National service is defined in the commission’s mandate as “civilian participation in any non-governmental capacity, including with private for-profit organizations and non-profit organizations (including with appropriate faith-based organizations), that pursues and enhances the common good and meets the needs of communities, the states, or the nation in sectors related to security, health, care for the elderly, and other areas considered appropriate by the Commission.”
National Service includes programs such as Peace Corps, AmeriCorps, Senior Corps, and YouthBuild. The Commission is also considering ways to include faith-based, non-profit, and private-sector organizations in creating and promoting national service opportunities.
As the vice chair for national and public service, former Peace Corps director, and a former college president, our hearings on national service were close to my heart, especially as we hosted them at the Bush School of Government and Public Service. President George H.W. Bush lived his life in service to others and as a leader who believed service could unite Americans. He served as a champion of national service, and it was an honor for the commission to host both hearings at the school that honors his legacy.
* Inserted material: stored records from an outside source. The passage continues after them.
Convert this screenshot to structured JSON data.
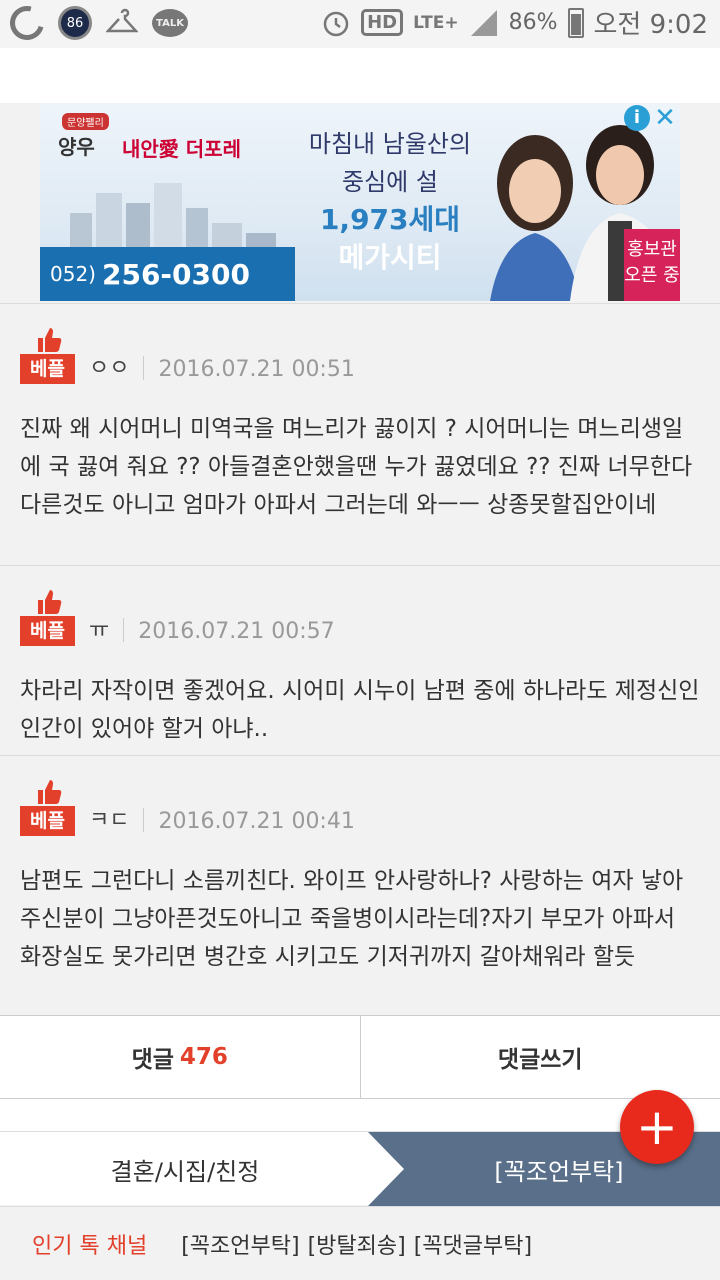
{
  "status_bar": {
    "notification_badge": "86",
    "talk_label": "TALK",
    "hd_label": "HD",
    "network_label": "LTE+",
    "battery_percent": "86%",
    "time": "오전 9:02"
  },
  "ad": {
    "brand_tag": "문양팰리",
    "brand": "양우",
    "brand_name": "내안愛 더포레",
    "headline_line1": "마침내 남울산의",
    "headline_line2": "중심에 설",
    "headline_line3": "1,973세대",
    "headline_line4": "메가시티",
    "phone_area": "052)",
    "phone_number": "256-0300",
    "open_line1": "홍보관",
    "open_line2": "오픈 중",
    "info_label": "i",
    "close_label": "✕"
  },
  "comments": [
    {
      "badge": "베플",
      "author": "ㅇㅇ",
      "date": "2016.07.21 00:51",
      "body": "진짜 왜 시어머니 미역국을 며느리가 끓이지 ? 시어머니는 며느리생일에 국 끓여 줘요 ?? 아들결혼안했을땐 누가 끓였데요 ?? 진짜 너무한다 다른것도 아니고 엄마가 아파서 그러는데 와ㅡㅡ 상종못할집안이네"
    },
    {
      "badge": "베플",
      "author": "ㅠ",
      "date": "2016.07.21 00:57",
      "body": "차라리 자작이면 좋겠어요. 시어미 시누이 남편 중에 하나라도 제정신인 인간이 있어야 할거 아냐.."
    },
    {
      "badge": "베플",
      "author": "ㅋㄷ",
      "date": "2016.07.21 00:41",
      "body": "남편도 그런다니 소름끼친다. 와이프 안사랑하나? 사랑하는 여자 낳아주신분이 그냥아픈것도아니고 죽을병이시라는데?자기 부모가 아파서 화장실도 못가리면 병간호 시키고도 기저귀까지 갈아채워라 할듯"
    }
  ],
  "actions": {
    "comments_label": "댓글",
    "comments_count": "476",
    "write_label": "댓글쓰기",
    "fab_label": "+"
  },
  "breadcrumb": {
    "category": "결혼/시집/친정",
    "current": "[꼭조언부탁]"
  },
  "popular": {
    "label": "인기 톡 채널",
    "links": [
      "[꼭조언부탁]",
      "[방탈죄송]",
      "[꼭댓글부탁]"
    ]
  },
  "colors": {
    "accent_red": "#e2402a",
    "breadcrumb_blue": "#5a6f8a",
    "fab_red": "#e82a1d"
  }
}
And I note with pride, that Texas is fourth in the list of top Peace Corps volunteer-producing states with 350 individuals serving in the Peace Corps in 2018.
Reducing Barriers to Service
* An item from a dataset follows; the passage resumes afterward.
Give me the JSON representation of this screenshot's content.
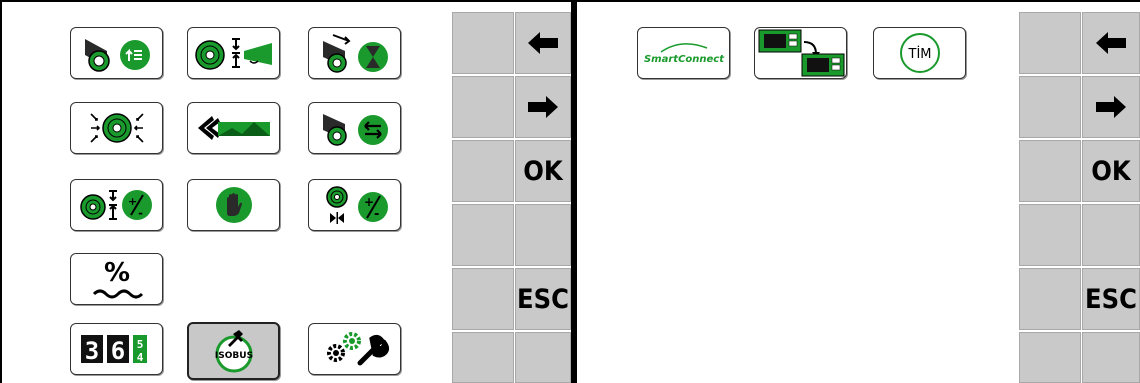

A study commissioned by Service Year Alliance in 2015 demonstrated that fewer than one third of 14 to 24-year-olds are aware of service year options. The Commission wants to assure access to these opportunities for all Americans. To do this, the Commission is interested in minimizing barriers to serve, such as stipends and benefits. Improving access to national service will ensure that the diversity of national service volunteers reflects that of the nation.
When the Peace Corps was established in 1961, it was an innovative and bold idea. Today, more than 230,000 Returned Peace Corps Volunteers demonstrate the enduring strength of that idea. Peace Corps Volunteers have represented the United States in 141 countries and have left behind a legacy of peace and friendship.
At our hearing, Michelle Brooks, Peace Corps chief of staff, testified and argued that federal government investment in programs such as Peace Corps and the various programs of the Corporation for National and Community Service ultimately results in the development of passionate and informed global citizens. Each Peace Corps Volunteer returns to the United States with a proven track record of working in a cross-cultural setting and appreciating and respecting the richness of working across differences.
Brooks also shared recommendations the agency would like the commission to consider. Two of those suggestions were: extending Noncompetitive Eligibility status to three years for RPCVs, bringing it in line with most other authorities granting that status; and an NCE Service Registry, an idea Peace Corps is piloting with two federal agencies.
Ms. Brook’s full testimony can be found on the Commission’s website at www.inspire2serve.gov. Do you have additional recommendations to those provided by the Peace Corps during our March hearings on national service?
Join the Discussion
I invite you to join us in this important conversation. Our hope is to spark a movement: every American—especially young Americans—inspired and eager to serve. Talk to your friends, family members, neighbors, colleagues and fellow returned Volunteers about the commission, your service experience, and how we can create more national service opportunities for Americans. We want to hear from all of you!
Share your ideas with the commission through our website on any aspect of the commission’s mission. For example, how can we create more national service opportunities for Americans, and how can we improve the current national service policies and processes?
Stay up to date on the commission’s activities and download the Interim Report at www.inspire2serve.gov. Our final report will be released in March 2020 with recommendations for the national service community—and that includes Peace Corps. Stay tuned! We also invite you to follow the commission on Facebook and Twitter via @Inspire2ServeUS and join the digital conversation on service by using the hashtag #Inspire2Serve. 1
Mark Gearan currently serves as the vice chair for National and Public Service for the National Commission on Military, National, and Public Service. He is director of the Institute of Politics at Harvard Kennedy School and served as the 14th director of the Peace Corps from 1995 to 1999.
This story was first published in WorldView magazine's Fall 2019 issue.